The McFarlan’s matrix on the strategic importance of IT
The McKinsey's 7S Model/Framework, The basic premise of the model is that there are seven internal aspects of an organization that need to be aligned if it is to be successful., This model proposes that organisations are subject to these seven inter-related aspects, The 7-S model can be used in a wide variety of situations where an alignment perspective is useful, for example, to help you:, Improve the performance of a company., Examine the likely effects of future changes within a company., Align departments and processes during a merger or acquisition., Determine how best to implement a proposed strategy., Explaining each of the elements specifically:, Strategy, The plan devised to maintain and build competitive advantage over the competition., Structure, The way the organization is structured and who reports to whom., Systems, The daily activities and procedures that staff members engage in to get the job done., Shared Values, Called "superordinate goals" when the model was first developed, these are the core values of the company that are evidenced in the corporate culture and the general work ethic., Style, The style of leadership adopted., Staff, The employees and their general capabilities., Skills, The actual skills and competencies of the employees working for the company., Further reading, http://www.mindtools.com/pages/videos/7s-transcript.htm, http://www.mindtools.com/pages/article/newSTR_91.htm

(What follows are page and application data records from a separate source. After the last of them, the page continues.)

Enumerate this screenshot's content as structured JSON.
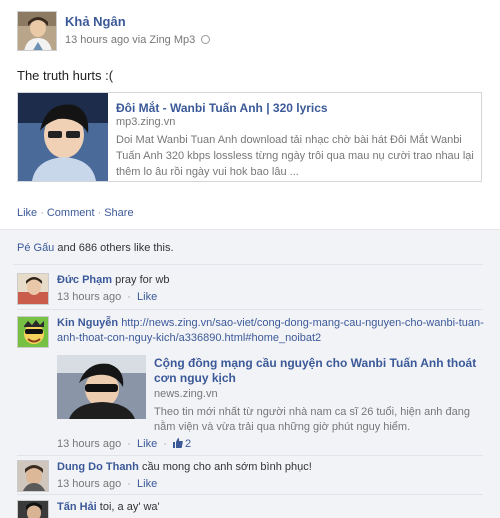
{
  "post": {
    "author": "Khả Ngân",
    "timestamp": "13 hours ago",
    "via": "via",
    "app": "Zing Mp3",
    "status": "The truth hurts :(",
    "share": {
      "title": "Đôi Mắt - Wanbi Tuấn Anh | 320 lyrics",
      "domain": "mp3.zing.vn",
      "description": "Doi Mat Wanbi Tuan Anh download tải nhạc chờ bài hát Đôi Mắt Wanbi Tuấn Anh 320 kbps lossless từng ngày trôi qua mau nụ cười trao nhau lại thêm lo âu rồi ngày vui hok bao lâu ..."
    },
    "actions": {
      "like": "Like",
      "comment": "Comment",
      "share": "Share",
      "separator": "·"
    }
  },
  "likes": {
    "names": "Pé Gấu",
    "rest": " and 686 others like this."
  },
  "comments": [
    {
      "name": "Đức Phạm",
      "text": "pray for wb",
      "time": "13 hours ago",
      "like": "Like"
    },
    {
      "name": "Kin Nguyễn",
      "text_link": "http://news.zing.vn/sao-viet/cong-dong-mang-cau-nguyen-cho-wanbi-tuan-anh-thoat-con-nguy-kich/a336890.html#home_noibat2",
      "attachment": {
        "title": "Cộng đồng mạng cầu nguyện cho Wanbi Tuấn Anh thoát cơn nguy kịch",
        "domain": "news.zing.vn",
        "description": "Theo tin mới nhất từ người nhà nam ca sĩ 26 tuổi, hiện anh đang nằm viện và vừa trải qua những giờ phút nguy hiểm."
      },
      "time": "13 hours ago",
      "like": "Like",
      "like_count": "2"
    },
    {
      "name": "Dung Do Thanh",
      "text": "cầu mong cho anh sớm bình phục!",
      "time": "13 hours ago",
      "like": "Like"
    },
    {
      "name": "Tấn Hải",
      "text": "toi, a ay' wa'"
    }
  ],
  "colors": {
    "link": "#3b5998",
    "meta": "#777777",
    "ufi_bg": "#f2f3f7"
  }
}
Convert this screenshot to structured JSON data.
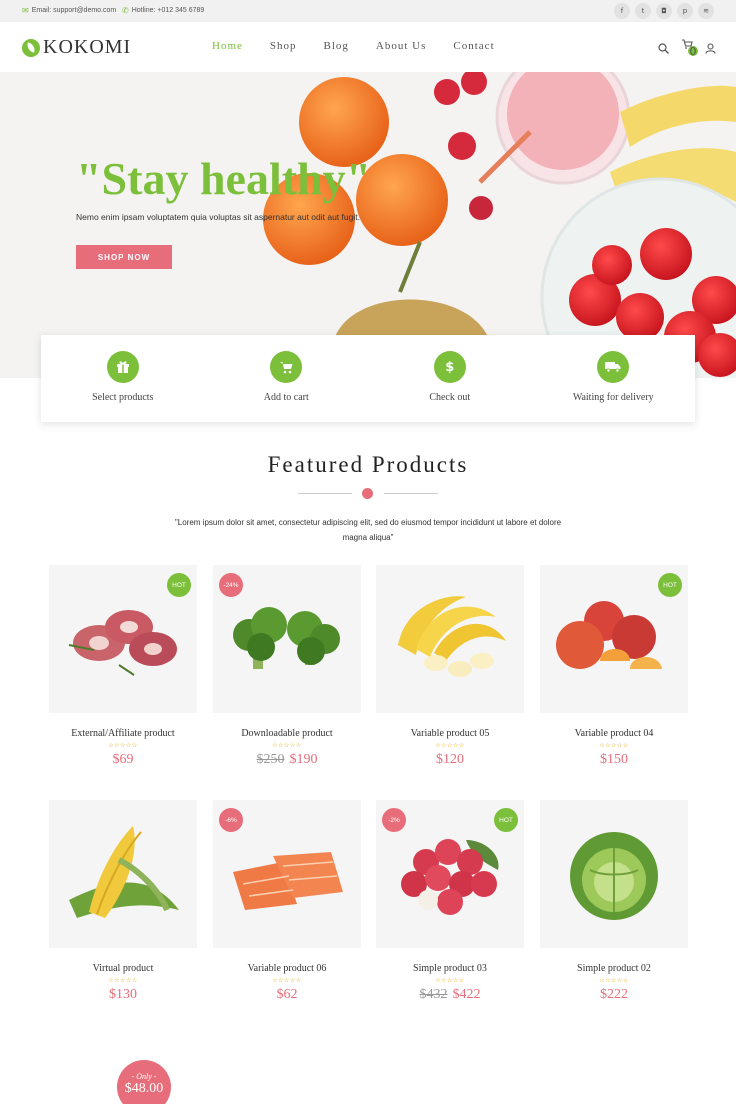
{
  "topbar": {
    "email": "Email: support@demo.com",
    "hotline": "Hotline: +012 345 6789",
    "social": [
      "f",
      "t",
      "ig",
      "p",
      "rss"
    ]
  },
  "header": {
    "logo": "KOKOMI",
    "nav": [
      "Home",
      "Shop",
      "Blog",
      "About Us",
      "Contact"
    ],
    "active_nav": "Home",
    "cart_count": "0"
  },
  "hero": {
    "title": "\"Stay healthy\"",
    "subtitle": "Nemo enim ipsam voluptatem quia voluptas sit aspernatur aut odit aut fugit.",
    "cta": "SHOP NOW"
  },
  "features": [
    {
      "label": "Select products",
      "icon": "gift-icon"
    },
    {
      "label": "Add to cart",
      "icon": "cart-icon"
    },
    {
      "label": "Check out",
      "icon": "dollar-icon"
    },
    {
      "label": "Waiting for delivery",
      "icon": "truck-icon"
    }
  ],
  "featured": {
    "title": "Featured Products",
    "description": "\"Lorem ipsum dolor sit amet, consectetur adipiscing elit, sed do eiusmod tempor incididunt ut labore et dolore magna aliqua\""
  },
  "products": [
    {
      "name": "External/Affiliate product",
      "price": "$69",
      "old_price": "",
      "badge_hot": "HOT",
      "badge_sale": "",
      "stars": "☆☆☆☆☆",
      "image": "meat"
    },
    {
      "name": "Downloadable product",
      "price": "$190",
      "old_price": "$250",
      "badge_hot": "",
      "badge_sale": "-24%",
      "stars": "☆☆☆☆☆",
      "image": "broccoli"
    },
    {
      "name": "Variable product 05",
      "price": "$120",
      "old_price": "",
      "badge_hot": "",
      "badge_sale": "",
      "stars": "☆☆☆☆☆",
      "image": "banana"
    },
    {
      "name": "Variable product 04",
      "price": "$150",
      "old_price": "",
      "badge_hot": "HOT",
      "badge_sale": "",
      "stars": "☆☆☆☆☆",
      "image": "peach"
    },
    {
      "name": "Virtual product",
      "price": "$130",
      "old_price": "",
      "badge_hot": "",
      "badge_sale": "",
      "stars": "☆☆☆☆☆",
      "image": "corn"
    },
    {
      "name": "Variable product 06",
      "price": "$62",
      "old_price": "",
      "badge_hot": "",
      "badge_sale": "-6%",
      "stars": "☆☆☆☆☆",
      "image": "salmon"
    },
    {
      "name": "Simple product 03",
      "price": "$422",
      "old_price": "$432",
      "badge_hot": "HOT",
      "badge_sale": "-2%",
      "stars": "☆☆☆☆☆",
      "image": "lychee"
    },
    {
      "name": "Simple product 02",
      "price": "$222",
      "old_price": "",
      "badge_hot": "",
      "badge_sale": "",
      "stars": "☆☆☆☆☆",
      "image": "cabbage"
    }
  ],
  "deal": {
    "only": "- Only -",
    "amount": "$48.00"
  },
  "colors": {
    "accent_green": "#7bbf3a",
    "accent_pink": "#e76d7a"
  }
}
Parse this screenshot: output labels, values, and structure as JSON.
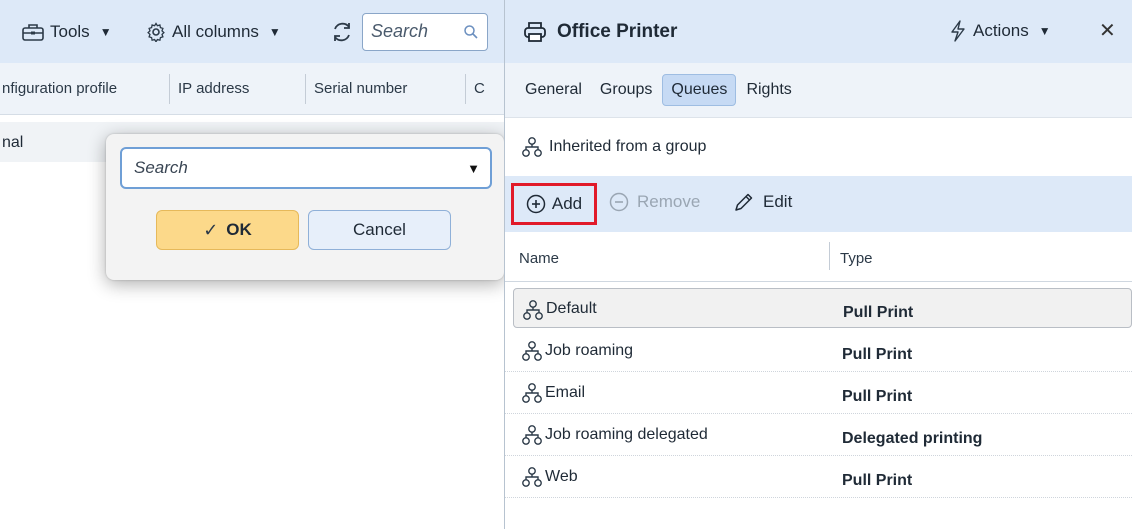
{
  "left": {
    "toolbar": {
      "tools_label": "Tools",
      "columns_label": "All columns",
      "search_placeholder": "Search"
    },
    "columns": [
      "nfiguration profile",
      "IP address",
      "Serial number",
      "C"
    ],
    "row_text": "nal"
  },
  "dialog": {
    "search_placeholder": "Search",
    "ok_label": "OK",
    "cancel_label": "Cancel"
  },
  "right": {
    "title": "Office Printer",
    "actions_label": "Actions",
    "tabs": [
      "General",
      "Groups",
      "Queues",
      "Rights"
    ],
    "active_tab": "Queues",
    "inherited_label": "Inherited from a group",
    "toolbar": {
      "add_label": "Add",
      "remove_label": "Remove",
      "edit_label": "Edit"
    },
    "grid": {
      "headers": [
        "Name",
        "Type"
      ],
      "rows": [
        {
          "name": "Default",
          "type": "Pull Print"
        },
        {
          "name": "Job roaming",
          "type": "Pull Print"
        },
        {
          "name": "Email",
          "type": "Pull Print"
        },
        {
          "name": "Job roaming delegated",
          "type": "Delegated printing"
        },
        {
          "name": "Web",
          "type": "Pull Print"
        }
      ]
    }
  },
  "colors": {
    "toolbar_bg": "#dde9f8",
    "header_bg": "#eef3f9",
    "ok_bg": "#fcd98a",
    "highlight": "#e11a2a",
    "active_tab": "#c6daf4"
  }
}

The Balanced Business Scorecard, Strategic management system that helps organization translates its strategies into objectives that drive both behaviour and performance. Both financial and non-financial., Measures are designed to track the progress of objectives against targets., Financial, Share value, profit, revenue, cost of capital, debt, ROA, cash flow., Customer, Market share, customer satisfaction, customer service, number of contracts, KYC, customer due diligence, number of claims., Internal, Regulatory compliance, number of incidents, centralized data, process optimization., Growth, Competitive advantage, reputation., Further reading, http://www.mindtools.com/pages/article/newLDR_85.htm
A Business Canvas, or Lean Canvas, is a template that allows the consideration of the big picture of a business, or business area, on a single page.
This model assists in the production of the Business Case and clarification of the Business Vision.
It helps to define the product or service which the project is to produce and includes a high level stakeholder analysis.
The “Product Vision Box”, first proposed by Bill Shackleford, is a useful technique when starting a project, to help to create a shared vision of the objectives and expected outcome of the project between key stakeholders.
The stakeholders work together in small groups to create a visual, concrete image of the software, product or service which they are about to develop, The final result is always a single box, although several intermediate boxes may emerge during the workshop, as the group converges on a common understanding of their goal.
For the box, the group will usually consider:, Front:, Name, Picture or drawing, A slogan or “strap-line” for the product (e.g. Coca Cola, “the real thing”), Unique selling points, Back, sides, top, bottom:, A more detailed view, Pre-requisites, Benefits, Warranty, Cost, Version number, Warnings and constraints (e.g. Sell-by date), Instructions:, How to use